• **What this task involves**
Find the string "photo" in the entries and copy each line that has it.

____ Input

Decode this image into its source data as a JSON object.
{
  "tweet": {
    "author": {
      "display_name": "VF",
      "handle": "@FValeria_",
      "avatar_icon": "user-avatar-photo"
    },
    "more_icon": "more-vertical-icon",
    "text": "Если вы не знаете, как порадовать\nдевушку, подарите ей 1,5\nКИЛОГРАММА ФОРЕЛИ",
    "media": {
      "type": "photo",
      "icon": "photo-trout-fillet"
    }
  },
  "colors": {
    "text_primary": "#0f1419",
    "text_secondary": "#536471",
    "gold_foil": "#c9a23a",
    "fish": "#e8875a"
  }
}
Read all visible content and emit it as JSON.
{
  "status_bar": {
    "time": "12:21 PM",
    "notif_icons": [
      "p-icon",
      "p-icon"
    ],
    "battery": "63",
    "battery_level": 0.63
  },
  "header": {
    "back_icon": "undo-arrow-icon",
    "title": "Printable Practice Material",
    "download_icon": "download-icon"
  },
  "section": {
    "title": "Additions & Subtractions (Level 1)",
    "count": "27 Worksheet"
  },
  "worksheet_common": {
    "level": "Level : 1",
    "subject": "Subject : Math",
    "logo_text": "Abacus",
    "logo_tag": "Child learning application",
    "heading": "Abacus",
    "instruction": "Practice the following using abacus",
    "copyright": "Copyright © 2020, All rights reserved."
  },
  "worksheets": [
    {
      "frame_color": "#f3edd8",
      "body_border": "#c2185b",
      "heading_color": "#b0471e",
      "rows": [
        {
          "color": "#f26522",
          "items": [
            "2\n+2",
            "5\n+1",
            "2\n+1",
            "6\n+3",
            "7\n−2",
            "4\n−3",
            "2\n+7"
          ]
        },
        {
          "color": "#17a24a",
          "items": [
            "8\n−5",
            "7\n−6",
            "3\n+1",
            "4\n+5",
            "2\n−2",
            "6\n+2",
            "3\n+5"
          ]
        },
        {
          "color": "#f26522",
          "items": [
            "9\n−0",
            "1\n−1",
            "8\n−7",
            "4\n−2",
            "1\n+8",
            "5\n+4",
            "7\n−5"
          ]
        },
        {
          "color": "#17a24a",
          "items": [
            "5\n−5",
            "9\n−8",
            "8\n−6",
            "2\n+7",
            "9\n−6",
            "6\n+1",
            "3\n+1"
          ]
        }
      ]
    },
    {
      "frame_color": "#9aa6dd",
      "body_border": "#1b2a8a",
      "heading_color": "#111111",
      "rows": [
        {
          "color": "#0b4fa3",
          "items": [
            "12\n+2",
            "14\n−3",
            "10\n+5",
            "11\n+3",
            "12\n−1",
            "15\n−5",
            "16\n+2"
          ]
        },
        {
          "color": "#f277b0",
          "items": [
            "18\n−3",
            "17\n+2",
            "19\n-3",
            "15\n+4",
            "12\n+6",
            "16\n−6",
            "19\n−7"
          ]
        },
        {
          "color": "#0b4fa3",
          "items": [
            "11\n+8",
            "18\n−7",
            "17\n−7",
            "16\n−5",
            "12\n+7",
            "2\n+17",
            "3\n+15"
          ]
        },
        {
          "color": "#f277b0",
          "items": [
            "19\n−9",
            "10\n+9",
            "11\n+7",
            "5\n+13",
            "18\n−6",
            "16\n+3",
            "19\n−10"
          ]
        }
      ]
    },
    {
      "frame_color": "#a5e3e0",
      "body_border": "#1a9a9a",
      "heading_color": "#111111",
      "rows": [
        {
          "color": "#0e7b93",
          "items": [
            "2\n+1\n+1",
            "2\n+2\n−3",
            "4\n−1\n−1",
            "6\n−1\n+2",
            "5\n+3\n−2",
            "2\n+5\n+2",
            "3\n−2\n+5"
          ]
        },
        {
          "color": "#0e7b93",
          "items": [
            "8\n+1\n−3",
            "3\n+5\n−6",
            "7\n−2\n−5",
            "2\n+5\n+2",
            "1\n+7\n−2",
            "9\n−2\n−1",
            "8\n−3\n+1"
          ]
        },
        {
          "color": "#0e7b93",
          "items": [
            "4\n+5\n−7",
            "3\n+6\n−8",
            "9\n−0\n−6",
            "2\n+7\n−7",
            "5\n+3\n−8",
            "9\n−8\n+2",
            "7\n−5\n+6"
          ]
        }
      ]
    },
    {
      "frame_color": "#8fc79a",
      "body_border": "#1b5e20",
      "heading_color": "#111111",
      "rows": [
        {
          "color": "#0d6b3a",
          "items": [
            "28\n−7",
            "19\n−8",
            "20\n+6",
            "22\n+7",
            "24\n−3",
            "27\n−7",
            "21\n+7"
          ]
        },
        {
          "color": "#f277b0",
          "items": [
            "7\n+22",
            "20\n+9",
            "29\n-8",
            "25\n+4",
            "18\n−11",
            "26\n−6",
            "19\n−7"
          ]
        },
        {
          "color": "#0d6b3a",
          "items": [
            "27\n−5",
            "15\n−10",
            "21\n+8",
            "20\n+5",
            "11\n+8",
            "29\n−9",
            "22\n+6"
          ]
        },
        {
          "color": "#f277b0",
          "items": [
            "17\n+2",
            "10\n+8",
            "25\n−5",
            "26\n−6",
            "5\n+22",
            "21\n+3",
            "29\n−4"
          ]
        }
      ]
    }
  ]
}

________

• **Result**
      "avatar_icon": "user-avatar-photo"
      "type": "photo",
      "icon": "photo-trout-fillet"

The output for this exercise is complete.